Minimally invasive lung cancer surgery can be used to remove cancerous tissue without the need to open the patient’s chest. A traditional approach to performing a lobectomy required the surgeon to make a long incision into the chest. Then, the chest is opened and the ribs are either spread apart or removed in order to give the surgical team a better view of the affected lobe. The operation usually involves a significant level of postoperative pain as well as a longer recovery time.
Chemotherapy drugs are often administered to the patient after the procedure. This is done to help kill any diseased cells that may have spread to other sites. In most cases, these drugs must either be delayed or the dosage must be reduced until the patient has recovered.
In this article, we’ll describe how a lobectomy can be performed without the high-impact trauma associated with conventional thoracotomy. We’ll also explain the effect this has on chemotherapy outcomes.
What Is A Thoracoscopic Lobectomy?
A thoracoscopic lobectomy involves the surgeon making a few small incisions between the patient’s ribs. A thoracoscope (a tubular instrument) with a small camera attached on the end is inserted through one of the incisions to provide a view of the diseased tissue. Then, additional surgical instruments are inserted through the other incisions to remove the affected lobe and biopsy the chest lymph nodes.
There is no need to open the chest or spread the patient’s ribs (as is the case with conventional thoracotomy).
The Aftereffects Of Thoracoscopic Lobectomy
Because this minimally invasive procedure does not require opening the chest, there is less post-op pain, less likelihood of infection, and less impact to the immune system. There is also less chance of the patient developing complications (for example, bleeding) following the operation. As a result, the recovery time is usually shorter than would be the case with open chest surgery.
These factors contribute to the efficacy of chemotherapy drugs. Often, doctors must delay giving the drugs to those who have undergone traditional open surgery due to an impaired immune system. Other times, doctors can administer chemotherapy drugs, but in limited doses.
Because these drugs seek to eliminate cancerous cells that have metastasized, it is important that they are administered as quickly as possible. Delays or limited doses that result from the patient’s prolonged recovery time will impact the drugs’ effectiveness. This is one of the reasons many surgeons are recommending minimally invasive lung cancer surgery whenever the patient is deemed a good candidate.

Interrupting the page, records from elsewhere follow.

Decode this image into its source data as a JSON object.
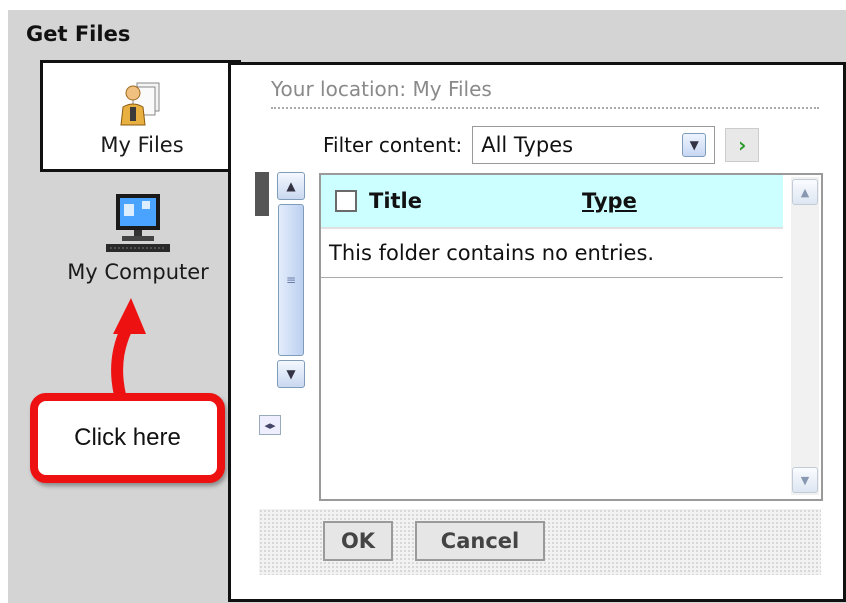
{
  "dialog": {
    "title": "Get Files"
  },
  "sidebar": {
    "items": [
      {
        "label": "My Files",
        "icon": "user-files-icon",
        "active": true
      },
      {
        "label": "My Computer",
        "icon": "computer-icon",
        "active": false
      }
    ]
  },
  "main": {
    "location": "Your location: My Files",
    "filter": {
      "label": "Filter content:",
      "value": "All Types"
    },
    "table": {
      "columns": [
        "Title",
        "Type"
      ],
      "empty_message": "This folder contains no entries."
    },
    "buttons": {
      "ok": "OK",
      "cancel": "Cancel"
    }
  },
  "annotation": {
    "text": "Click here",
    "color": "#ee1111"
  }
}
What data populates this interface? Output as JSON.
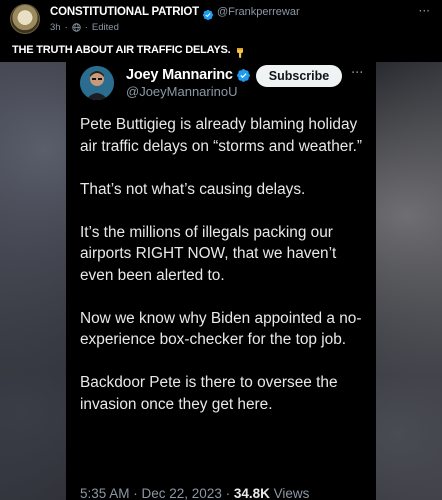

In some cases, the minimally invasive techniques that are being used to perform lobectomies can also be used to perform a pneumonectomy (removal of the entire lung). If you have been diagnosed with early stage lung cancer, discuss these options with your doctor. He or she will determine whether you are a good candidate for thoracoscopic resection, lobectomy, or pneumonectomy.